Romain Lencou came to Modulos as a senior software engineer in 2019. Before joining Modulos, he worked at some of the leading tech companies, including Logitech, VMWare and Intel. I talked with him via video chat to get his perspective on automated machine learning as a software engineer.
Question: Let’s start at the beginning and just maybe you can tell us a little bit about your background and your previous experience with machine learning.
Romain: Okay. So I’m a software engineer by trade. I was trained in France. I wanted to do pure software, embedded if possible. I was always looking for new challenges, so I pursued virtualization, I pursued cryptography, and arrived in machine learning.
Question: Before you joined Modulos, you were trying to get machine learning working in an actual product. What kind of challenges did you face there?
Romain: We were trying to use computer vision to work in a product and machine learning was one of the tools we used. As we were trying to do that, I felt the challenges of my trade: the reality of putting a piece of software into production. These realities can sometimes limit what possibilities you can explore. Fast turnaround would often be really difficult for the data scientists.
Suppose an updated ML framework comes along. Updating the production framework is costly, changing framework is costly. It could take two months to bring changes to production, so you had to be really sure it was worth it, and you really had to know what you are doing.
Question: So, if you made some decisions about what kind of framework or what kind of model you want to use, you ended up being locked in? You couldn’t change your mind further down the road?
Romain: Yeah. To go from a data scientist experiment, to a real product, there are weeks and months of hard work and consolidation, of optimizing memory and CPU usage, weeks of being sure that it’s good software and not just… well, bleeding-edge things also sometimes crash. So yeah, I would say so.
Question: So now that you joined Modulus and you’re working on making automated machine learning a useful tool, thinking back to your time, how would it have helped you to have access to something like AutoML?
Romain: Well, first of all, being able to easily change AI solutions without having to change APIs, without having to care about packaging, without having to care about all the small details, makes a big difference. Ideally, AutoML enables real continuous integration and testing. If a new model or framework becomes available such as a new version of TensorFlow, then I just send the new models on to continuous integration and testing. And when they pass, we’re done and the new model is put in place. That would be priceless, because then I could just focus on feature development, and I don’t have to do any maintenance or service.
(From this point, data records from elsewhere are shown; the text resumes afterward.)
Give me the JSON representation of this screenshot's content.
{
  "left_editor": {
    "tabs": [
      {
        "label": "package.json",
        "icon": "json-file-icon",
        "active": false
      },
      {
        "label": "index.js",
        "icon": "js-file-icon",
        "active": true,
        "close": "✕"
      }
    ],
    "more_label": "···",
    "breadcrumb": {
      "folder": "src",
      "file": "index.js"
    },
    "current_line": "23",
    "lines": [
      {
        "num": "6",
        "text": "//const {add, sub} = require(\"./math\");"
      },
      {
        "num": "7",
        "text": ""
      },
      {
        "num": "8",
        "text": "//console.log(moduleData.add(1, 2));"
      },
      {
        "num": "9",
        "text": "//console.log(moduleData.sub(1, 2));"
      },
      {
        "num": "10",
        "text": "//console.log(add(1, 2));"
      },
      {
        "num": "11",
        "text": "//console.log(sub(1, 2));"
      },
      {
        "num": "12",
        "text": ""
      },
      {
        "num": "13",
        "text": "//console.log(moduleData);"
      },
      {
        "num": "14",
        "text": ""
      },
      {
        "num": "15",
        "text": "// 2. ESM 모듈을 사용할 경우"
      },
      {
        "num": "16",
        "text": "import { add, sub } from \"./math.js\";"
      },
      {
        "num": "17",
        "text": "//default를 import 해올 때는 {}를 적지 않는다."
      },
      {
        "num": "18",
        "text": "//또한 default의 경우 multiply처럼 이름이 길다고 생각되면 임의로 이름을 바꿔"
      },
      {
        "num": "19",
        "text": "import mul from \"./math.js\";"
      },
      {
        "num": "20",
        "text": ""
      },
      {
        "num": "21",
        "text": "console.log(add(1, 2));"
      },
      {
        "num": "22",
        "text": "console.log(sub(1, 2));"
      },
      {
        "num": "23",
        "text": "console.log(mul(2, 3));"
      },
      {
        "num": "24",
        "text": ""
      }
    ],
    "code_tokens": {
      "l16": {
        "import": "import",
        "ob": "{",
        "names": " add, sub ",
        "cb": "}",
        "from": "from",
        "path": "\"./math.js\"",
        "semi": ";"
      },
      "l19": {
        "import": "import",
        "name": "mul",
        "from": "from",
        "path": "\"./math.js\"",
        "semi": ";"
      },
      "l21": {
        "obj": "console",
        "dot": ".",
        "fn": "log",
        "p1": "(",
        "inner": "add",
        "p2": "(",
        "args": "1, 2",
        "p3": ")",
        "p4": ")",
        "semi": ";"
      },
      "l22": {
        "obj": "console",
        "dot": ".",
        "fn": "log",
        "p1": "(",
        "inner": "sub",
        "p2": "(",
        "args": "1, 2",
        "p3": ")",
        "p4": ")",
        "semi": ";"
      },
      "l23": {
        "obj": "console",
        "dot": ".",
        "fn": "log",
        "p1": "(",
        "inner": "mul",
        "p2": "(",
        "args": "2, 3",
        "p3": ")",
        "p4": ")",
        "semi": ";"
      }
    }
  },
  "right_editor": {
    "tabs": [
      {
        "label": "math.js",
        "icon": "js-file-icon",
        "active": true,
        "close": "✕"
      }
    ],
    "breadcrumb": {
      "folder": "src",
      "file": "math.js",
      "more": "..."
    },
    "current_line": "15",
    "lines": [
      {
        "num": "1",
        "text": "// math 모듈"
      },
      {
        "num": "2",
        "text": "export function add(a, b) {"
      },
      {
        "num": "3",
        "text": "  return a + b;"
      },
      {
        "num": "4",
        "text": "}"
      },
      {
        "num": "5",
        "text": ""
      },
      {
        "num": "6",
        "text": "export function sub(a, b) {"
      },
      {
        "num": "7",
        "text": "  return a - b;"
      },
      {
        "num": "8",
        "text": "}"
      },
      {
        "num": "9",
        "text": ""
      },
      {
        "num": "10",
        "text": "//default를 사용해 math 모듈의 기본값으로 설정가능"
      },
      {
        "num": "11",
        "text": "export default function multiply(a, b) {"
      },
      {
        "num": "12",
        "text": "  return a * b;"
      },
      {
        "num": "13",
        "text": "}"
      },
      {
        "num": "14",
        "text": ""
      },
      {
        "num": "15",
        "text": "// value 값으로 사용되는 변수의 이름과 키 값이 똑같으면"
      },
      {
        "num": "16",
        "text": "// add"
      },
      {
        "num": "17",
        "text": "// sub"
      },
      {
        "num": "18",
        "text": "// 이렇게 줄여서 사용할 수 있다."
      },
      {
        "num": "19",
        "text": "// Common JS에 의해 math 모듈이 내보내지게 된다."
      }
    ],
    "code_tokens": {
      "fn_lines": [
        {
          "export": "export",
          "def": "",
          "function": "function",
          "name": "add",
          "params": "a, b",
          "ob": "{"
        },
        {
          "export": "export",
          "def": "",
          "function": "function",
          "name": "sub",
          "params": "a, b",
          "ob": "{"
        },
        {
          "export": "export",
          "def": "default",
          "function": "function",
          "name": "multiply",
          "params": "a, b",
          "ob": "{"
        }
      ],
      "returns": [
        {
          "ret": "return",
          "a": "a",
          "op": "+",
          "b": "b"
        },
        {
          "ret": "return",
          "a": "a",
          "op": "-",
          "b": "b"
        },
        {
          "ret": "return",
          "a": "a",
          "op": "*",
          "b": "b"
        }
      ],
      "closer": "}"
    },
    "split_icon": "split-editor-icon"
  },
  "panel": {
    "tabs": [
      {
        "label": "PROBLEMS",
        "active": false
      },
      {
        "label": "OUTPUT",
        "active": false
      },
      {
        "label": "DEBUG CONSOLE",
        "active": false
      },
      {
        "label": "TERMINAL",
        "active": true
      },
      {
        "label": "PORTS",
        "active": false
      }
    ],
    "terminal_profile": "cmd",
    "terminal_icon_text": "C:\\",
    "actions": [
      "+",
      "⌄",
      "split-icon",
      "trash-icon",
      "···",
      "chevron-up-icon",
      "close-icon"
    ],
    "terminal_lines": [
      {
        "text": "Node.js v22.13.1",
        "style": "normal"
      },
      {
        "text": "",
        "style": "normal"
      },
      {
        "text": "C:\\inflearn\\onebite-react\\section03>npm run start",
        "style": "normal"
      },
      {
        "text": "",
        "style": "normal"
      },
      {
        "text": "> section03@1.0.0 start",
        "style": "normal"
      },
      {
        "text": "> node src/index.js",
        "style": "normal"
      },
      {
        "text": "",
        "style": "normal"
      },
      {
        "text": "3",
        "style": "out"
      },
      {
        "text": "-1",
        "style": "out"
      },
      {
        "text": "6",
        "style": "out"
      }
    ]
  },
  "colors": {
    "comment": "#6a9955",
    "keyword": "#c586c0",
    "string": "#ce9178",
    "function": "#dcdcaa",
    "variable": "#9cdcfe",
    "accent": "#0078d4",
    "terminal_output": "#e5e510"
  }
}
Question: The way in which software engineers work with machine learning is changing, right? Software engineers like you now have the ability to use machine learning without having to constantly cross-check with data scientists?
Romain: That’s one of the big things for me. When I worked using computer vision and machine learning, I would see them as pieces of the puzzle, but ultimately I don’t care about the pieces, but the whole puzzle — meaning writing very good software. Machine learning should be a tool used by good software engineers. The first thing you learn as an engineer is to not reinvent the wheel, so the best way to do my job is to just have our automated machine learning system deliver me a package I can plug in and it works.
Spending time on data augmentation, or, I don’t know, binarizing weights or things like that, or chasing down if the new framework is likely to bog down the app or service? That’s something I don’t enjoy. I just want to compose the elements themselves, and I can do it for programming languages, I can do it for services, I can do it for servers. Why can’t I also do it for machine learning? It’s a service to me. Give me an API and I will use it.